* GOAL OF THE EXERCISE:
Lines before the one containing "Convert this screenshot" are not wanted; restate the rest below word for word, through the last line, but drop any pictures.

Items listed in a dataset
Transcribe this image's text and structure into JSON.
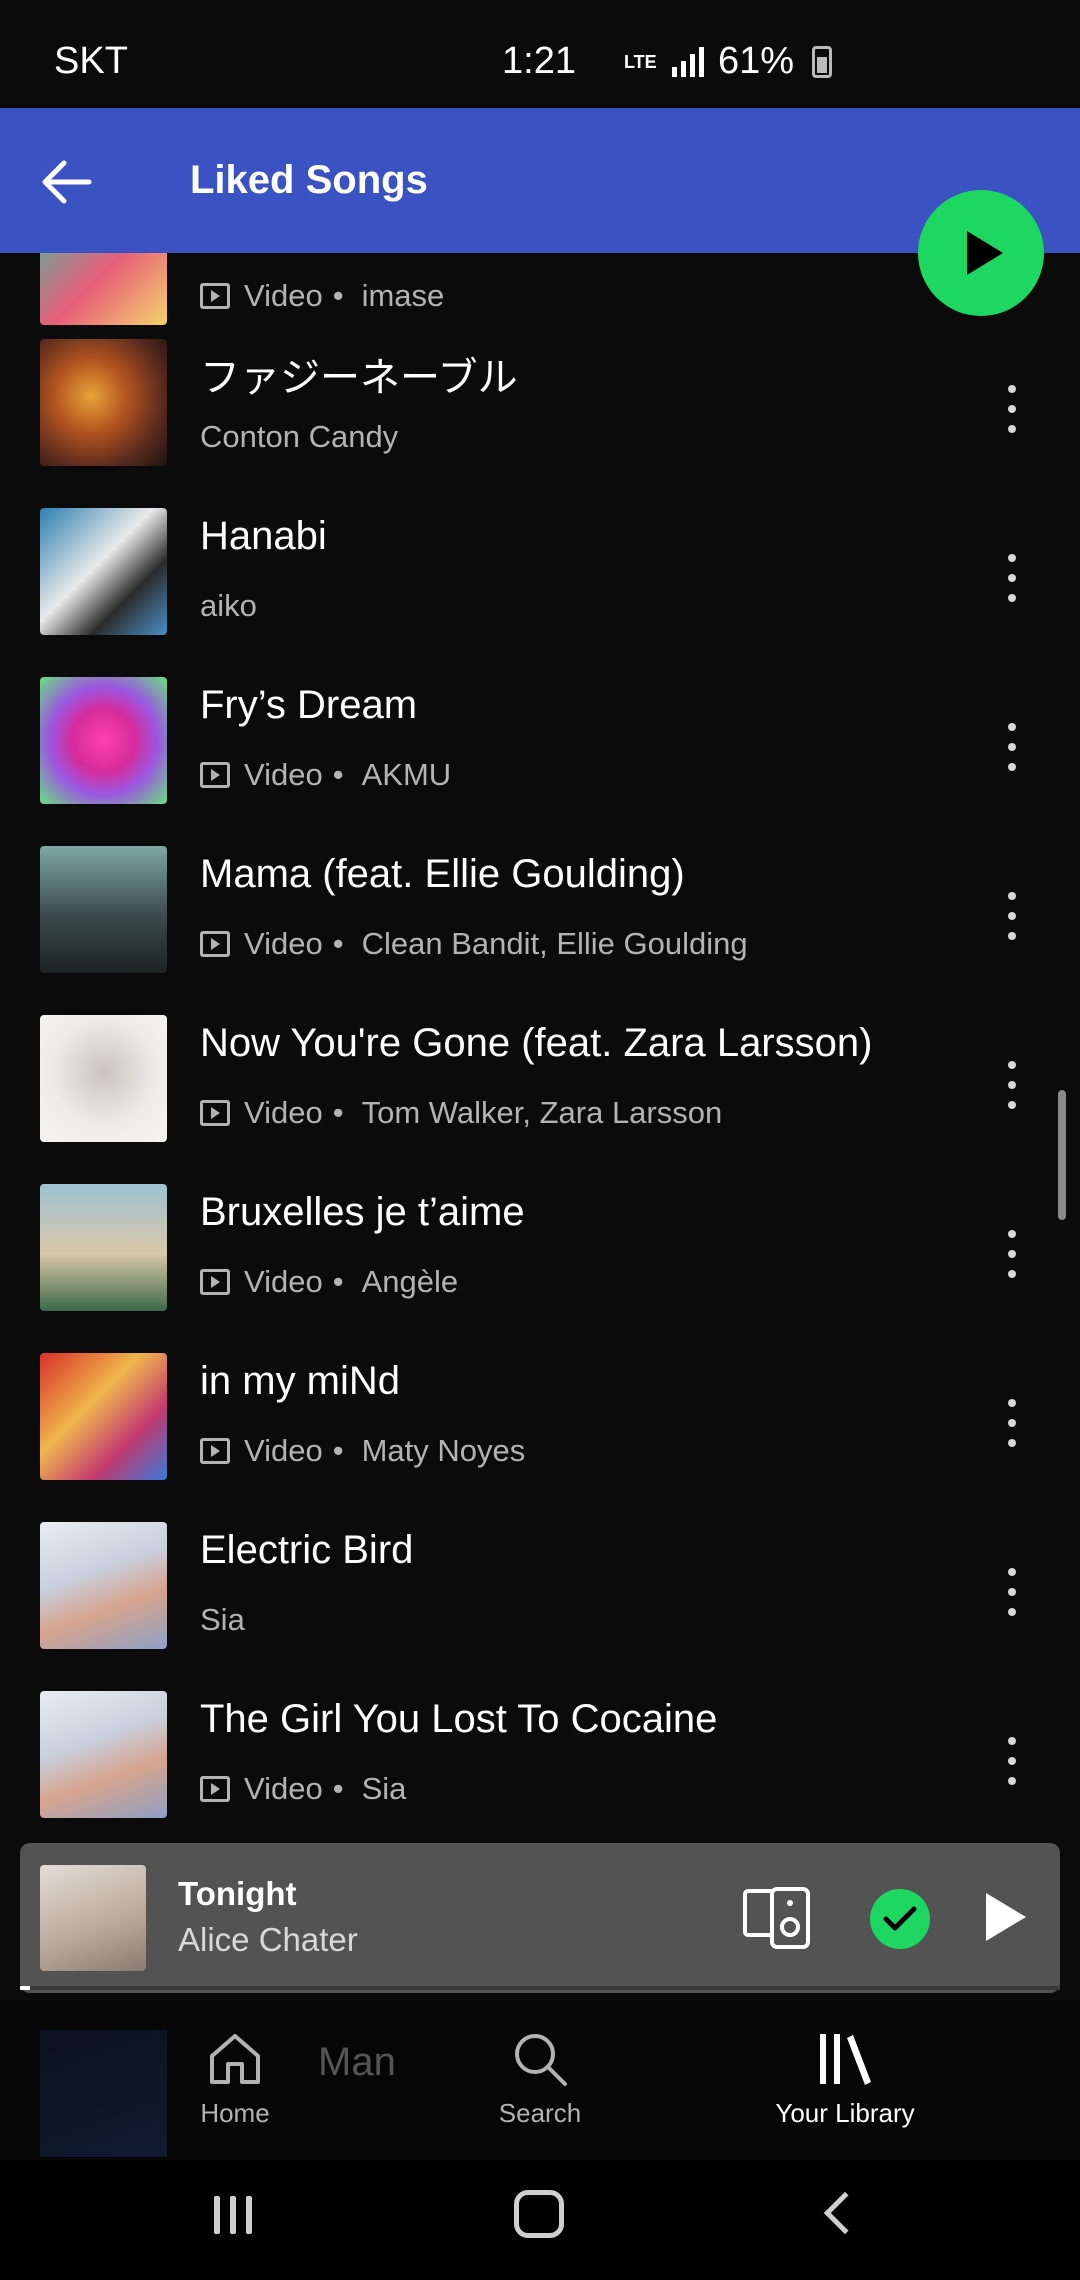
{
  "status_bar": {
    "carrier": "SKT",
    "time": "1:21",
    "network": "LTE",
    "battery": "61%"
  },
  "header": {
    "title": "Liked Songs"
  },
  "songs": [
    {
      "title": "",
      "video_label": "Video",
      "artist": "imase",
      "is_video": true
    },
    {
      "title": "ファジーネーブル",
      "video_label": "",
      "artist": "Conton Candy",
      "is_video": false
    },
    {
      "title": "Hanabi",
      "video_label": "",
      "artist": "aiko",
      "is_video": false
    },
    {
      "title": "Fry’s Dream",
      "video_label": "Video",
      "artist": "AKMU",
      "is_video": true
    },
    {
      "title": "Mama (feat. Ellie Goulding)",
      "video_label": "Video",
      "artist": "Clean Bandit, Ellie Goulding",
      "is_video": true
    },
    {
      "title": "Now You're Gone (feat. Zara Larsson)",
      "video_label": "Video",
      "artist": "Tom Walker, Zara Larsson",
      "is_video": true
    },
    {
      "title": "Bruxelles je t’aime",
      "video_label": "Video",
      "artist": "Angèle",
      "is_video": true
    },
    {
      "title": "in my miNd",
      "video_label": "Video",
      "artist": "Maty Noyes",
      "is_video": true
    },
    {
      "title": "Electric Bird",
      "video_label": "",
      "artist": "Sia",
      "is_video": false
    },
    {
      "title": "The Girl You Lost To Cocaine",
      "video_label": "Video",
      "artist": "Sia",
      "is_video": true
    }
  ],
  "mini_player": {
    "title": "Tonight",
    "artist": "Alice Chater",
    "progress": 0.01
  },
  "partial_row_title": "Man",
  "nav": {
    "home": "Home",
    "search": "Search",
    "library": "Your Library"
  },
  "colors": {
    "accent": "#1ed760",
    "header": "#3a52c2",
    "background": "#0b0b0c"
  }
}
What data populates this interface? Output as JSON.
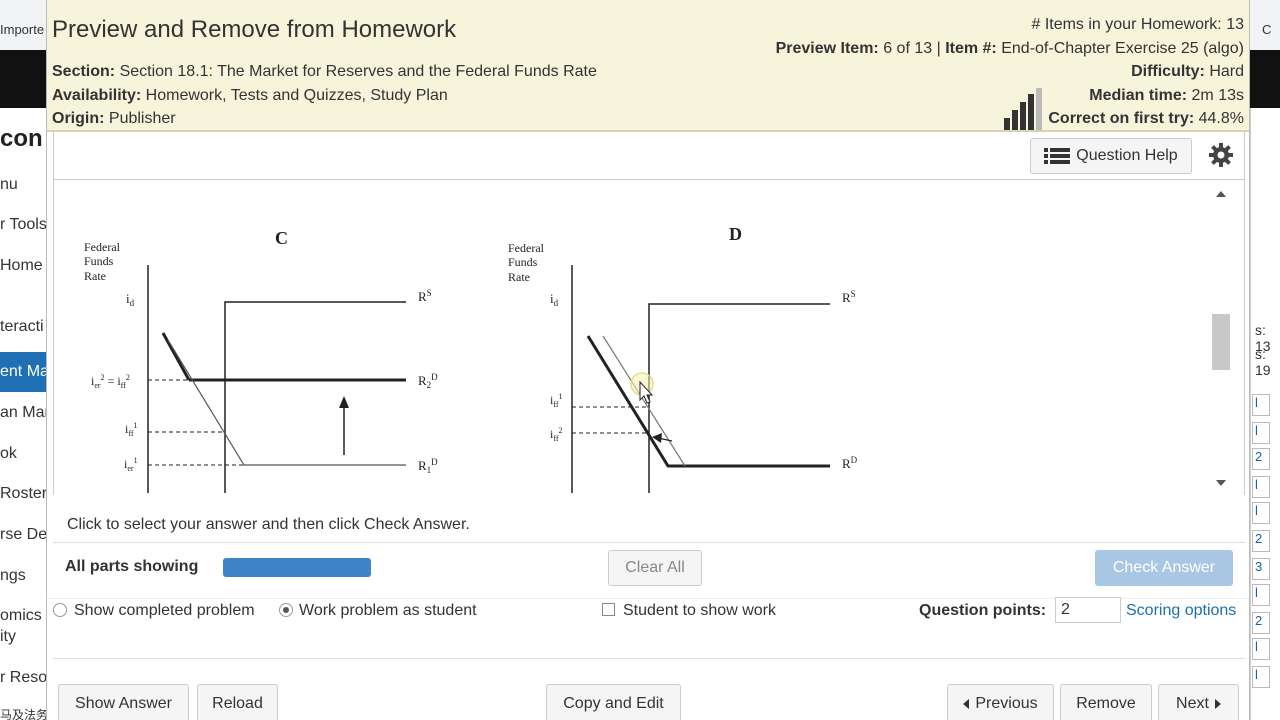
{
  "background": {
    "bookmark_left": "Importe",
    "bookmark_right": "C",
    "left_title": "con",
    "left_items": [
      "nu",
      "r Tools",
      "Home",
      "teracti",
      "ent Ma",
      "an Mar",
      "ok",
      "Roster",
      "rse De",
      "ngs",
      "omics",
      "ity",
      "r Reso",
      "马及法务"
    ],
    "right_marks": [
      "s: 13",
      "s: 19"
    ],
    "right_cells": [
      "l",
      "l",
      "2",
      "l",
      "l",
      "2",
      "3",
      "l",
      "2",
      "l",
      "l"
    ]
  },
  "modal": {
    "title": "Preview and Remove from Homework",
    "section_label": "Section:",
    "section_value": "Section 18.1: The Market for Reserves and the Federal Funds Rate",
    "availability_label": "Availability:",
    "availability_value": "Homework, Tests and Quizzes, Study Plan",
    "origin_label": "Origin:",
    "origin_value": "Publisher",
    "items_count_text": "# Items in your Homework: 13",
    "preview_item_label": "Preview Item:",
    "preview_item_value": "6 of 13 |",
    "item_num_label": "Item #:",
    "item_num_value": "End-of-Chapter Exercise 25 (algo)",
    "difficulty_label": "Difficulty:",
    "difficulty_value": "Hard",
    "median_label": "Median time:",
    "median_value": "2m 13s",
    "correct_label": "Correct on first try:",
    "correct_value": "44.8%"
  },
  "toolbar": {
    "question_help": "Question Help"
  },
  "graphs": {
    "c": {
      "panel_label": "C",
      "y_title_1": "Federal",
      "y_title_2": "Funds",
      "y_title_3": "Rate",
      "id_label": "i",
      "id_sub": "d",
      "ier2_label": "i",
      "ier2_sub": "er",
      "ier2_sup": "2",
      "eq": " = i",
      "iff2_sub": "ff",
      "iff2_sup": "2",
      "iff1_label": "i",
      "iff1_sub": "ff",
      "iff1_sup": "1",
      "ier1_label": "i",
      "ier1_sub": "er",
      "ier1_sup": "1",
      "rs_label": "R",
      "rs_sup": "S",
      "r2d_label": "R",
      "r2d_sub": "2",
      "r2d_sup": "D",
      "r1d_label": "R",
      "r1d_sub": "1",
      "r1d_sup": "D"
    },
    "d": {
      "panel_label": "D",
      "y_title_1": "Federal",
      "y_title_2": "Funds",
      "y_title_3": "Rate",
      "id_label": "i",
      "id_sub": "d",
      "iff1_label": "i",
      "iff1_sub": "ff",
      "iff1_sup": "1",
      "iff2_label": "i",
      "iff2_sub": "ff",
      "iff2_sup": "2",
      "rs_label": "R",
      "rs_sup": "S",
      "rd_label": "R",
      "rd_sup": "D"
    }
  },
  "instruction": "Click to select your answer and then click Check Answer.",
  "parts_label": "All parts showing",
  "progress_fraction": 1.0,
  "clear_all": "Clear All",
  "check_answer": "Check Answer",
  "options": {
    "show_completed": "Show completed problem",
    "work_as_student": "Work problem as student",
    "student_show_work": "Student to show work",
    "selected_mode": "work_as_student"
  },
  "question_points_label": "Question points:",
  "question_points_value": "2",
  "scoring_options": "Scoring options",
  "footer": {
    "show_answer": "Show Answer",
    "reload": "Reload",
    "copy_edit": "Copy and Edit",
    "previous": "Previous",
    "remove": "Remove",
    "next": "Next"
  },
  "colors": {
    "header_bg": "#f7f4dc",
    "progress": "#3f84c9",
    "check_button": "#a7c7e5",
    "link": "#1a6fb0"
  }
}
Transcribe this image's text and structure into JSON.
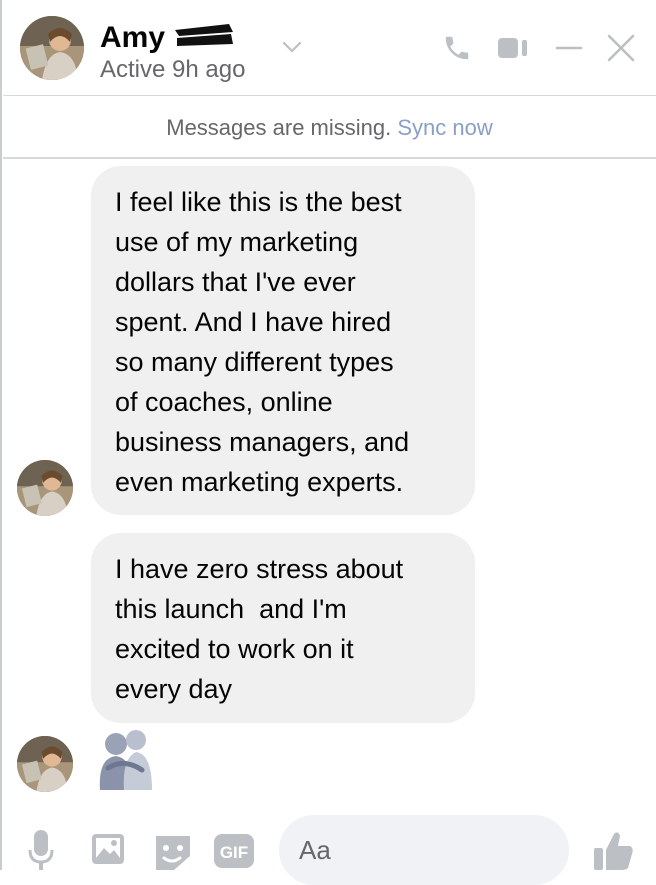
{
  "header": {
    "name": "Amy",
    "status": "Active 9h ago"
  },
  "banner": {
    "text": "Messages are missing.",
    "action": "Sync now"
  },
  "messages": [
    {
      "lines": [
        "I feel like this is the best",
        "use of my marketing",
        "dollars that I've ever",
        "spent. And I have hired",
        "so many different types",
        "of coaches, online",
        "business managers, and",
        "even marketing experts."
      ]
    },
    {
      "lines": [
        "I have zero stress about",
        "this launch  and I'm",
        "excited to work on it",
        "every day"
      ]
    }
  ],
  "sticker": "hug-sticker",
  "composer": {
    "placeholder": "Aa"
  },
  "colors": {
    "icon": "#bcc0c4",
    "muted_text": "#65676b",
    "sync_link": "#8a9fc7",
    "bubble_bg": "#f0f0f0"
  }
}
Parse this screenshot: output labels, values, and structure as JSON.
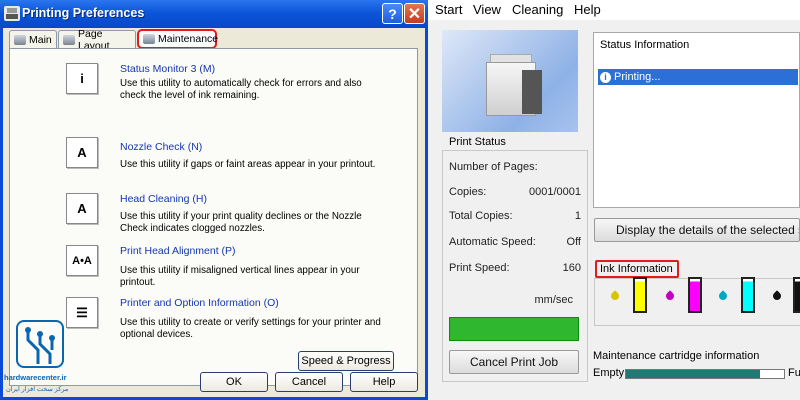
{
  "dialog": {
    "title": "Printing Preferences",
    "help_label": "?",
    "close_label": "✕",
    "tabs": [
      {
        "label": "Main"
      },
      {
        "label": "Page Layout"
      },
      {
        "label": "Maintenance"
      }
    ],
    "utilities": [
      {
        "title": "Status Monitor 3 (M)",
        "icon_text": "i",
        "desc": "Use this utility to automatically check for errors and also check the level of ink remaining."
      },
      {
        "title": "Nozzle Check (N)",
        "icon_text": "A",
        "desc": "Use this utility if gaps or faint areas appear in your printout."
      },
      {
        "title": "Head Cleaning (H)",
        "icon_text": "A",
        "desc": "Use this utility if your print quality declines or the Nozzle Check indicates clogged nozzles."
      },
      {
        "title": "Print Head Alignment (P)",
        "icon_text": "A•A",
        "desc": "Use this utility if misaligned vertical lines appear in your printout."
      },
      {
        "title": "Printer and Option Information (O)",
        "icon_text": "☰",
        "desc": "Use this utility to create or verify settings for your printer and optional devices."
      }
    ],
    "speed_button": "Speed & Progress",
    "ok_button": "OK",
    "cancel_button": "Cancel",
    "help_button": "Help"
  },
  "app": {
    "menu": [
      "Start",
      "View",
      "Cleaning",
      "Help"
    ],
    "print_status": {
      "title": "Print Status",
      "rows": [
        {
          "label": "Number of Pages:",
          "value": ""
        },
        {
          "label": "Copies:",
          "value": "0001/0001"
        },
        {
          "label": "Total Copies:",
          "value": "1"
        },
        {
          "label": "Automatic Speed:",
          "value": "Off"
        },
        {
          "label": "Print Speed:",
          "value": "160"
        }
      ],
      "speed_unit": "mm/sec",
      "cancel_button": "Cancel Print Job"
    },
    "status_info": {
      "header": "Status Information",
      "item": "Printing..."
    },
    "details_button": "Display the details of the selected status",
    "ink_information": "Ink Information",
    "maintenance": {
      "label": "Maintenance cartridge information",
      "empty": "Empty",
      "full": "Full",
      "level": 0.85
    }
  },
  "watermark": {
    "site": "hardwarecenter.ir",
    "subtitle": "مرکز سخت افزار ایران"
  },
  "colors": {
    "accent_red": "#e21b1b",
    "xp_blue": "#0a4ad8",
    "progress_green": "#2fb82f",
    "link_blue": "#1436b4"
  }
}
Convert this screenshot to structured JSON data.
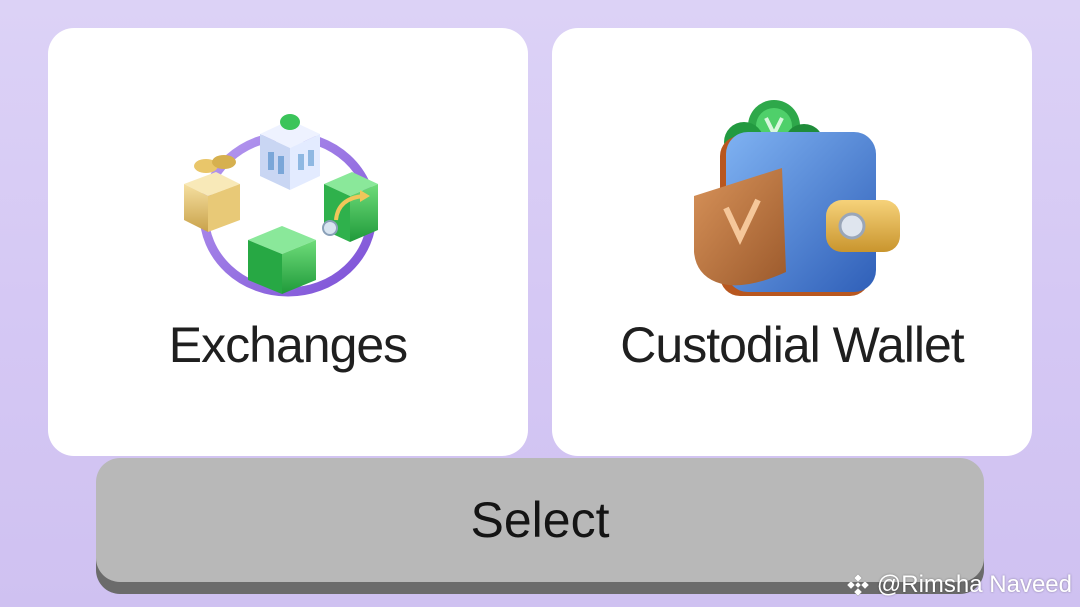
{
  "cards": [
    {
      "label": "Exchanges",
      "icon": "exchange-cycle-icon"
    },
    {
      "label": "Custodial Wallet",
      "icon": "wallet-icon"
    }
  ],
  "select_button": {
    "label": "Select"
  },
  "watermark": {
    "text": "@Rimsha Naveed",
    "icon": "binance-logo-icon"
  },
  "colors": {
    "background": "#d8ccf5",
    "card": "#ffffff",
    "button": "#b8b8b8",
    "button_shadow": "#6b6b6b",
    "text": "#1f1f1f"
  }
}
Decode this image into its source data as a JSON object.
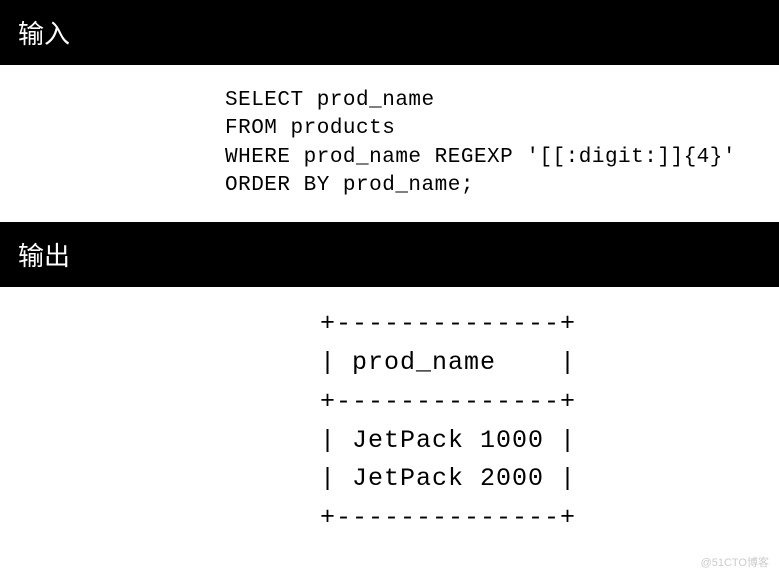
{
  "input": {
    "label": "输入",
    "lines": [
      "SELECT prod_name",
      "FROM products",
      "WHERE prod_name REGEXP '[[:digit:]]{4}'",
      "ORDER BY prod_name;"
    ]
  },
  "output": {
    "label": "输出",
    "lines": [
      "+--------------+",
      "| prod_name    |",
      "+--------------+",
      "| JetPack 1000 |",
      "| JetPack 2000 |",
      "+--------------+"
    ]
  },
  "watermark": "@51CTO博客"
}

* WRITTEN SOLUTION:
Convert this screenshot to structured JSON data.
{
  "cards": [
    {
      "label": "Exchanges",
      "icon": "exchange-cycle-icon"
    },
    {
      "label": "Custodial Wallet",
      "icon": "wallet-icon"
    }
  ],
  "select_button": {
    "label": "Select"
  },
  "watermark": {
    "text": "@Rimsha Naveed",
    "icon": "binance-logo-icon"
  },
  "colors": {
    "background": "#d8ccf5",
    "card": "#ffffff",
    "button": "#b8b8b8",
    "button_shadow": "#6b6b6b",
    "text": "#1f1f1f"
  }
}
Decode this image into its source data as a JSON object.
{
  "input": {
    "label": "输入",
    "lines": [
      "SELECT prod_name",
      "FROM products",
      "WHERE prod_name REGEXP '[[:digit:]]{4}'",
      "ORDER BY prod_name;"
    ]
  },
  "output": {
    "label": "输出",
    "lines": [
      "+--------------+",
      "| prod_name    |",
      "+--------------+",
      "| JetPack 1000 |",
      "| JetPack 2000 |",
      "+--------------+"
    ]
  },
  "watermark": "@51CTO博客"
}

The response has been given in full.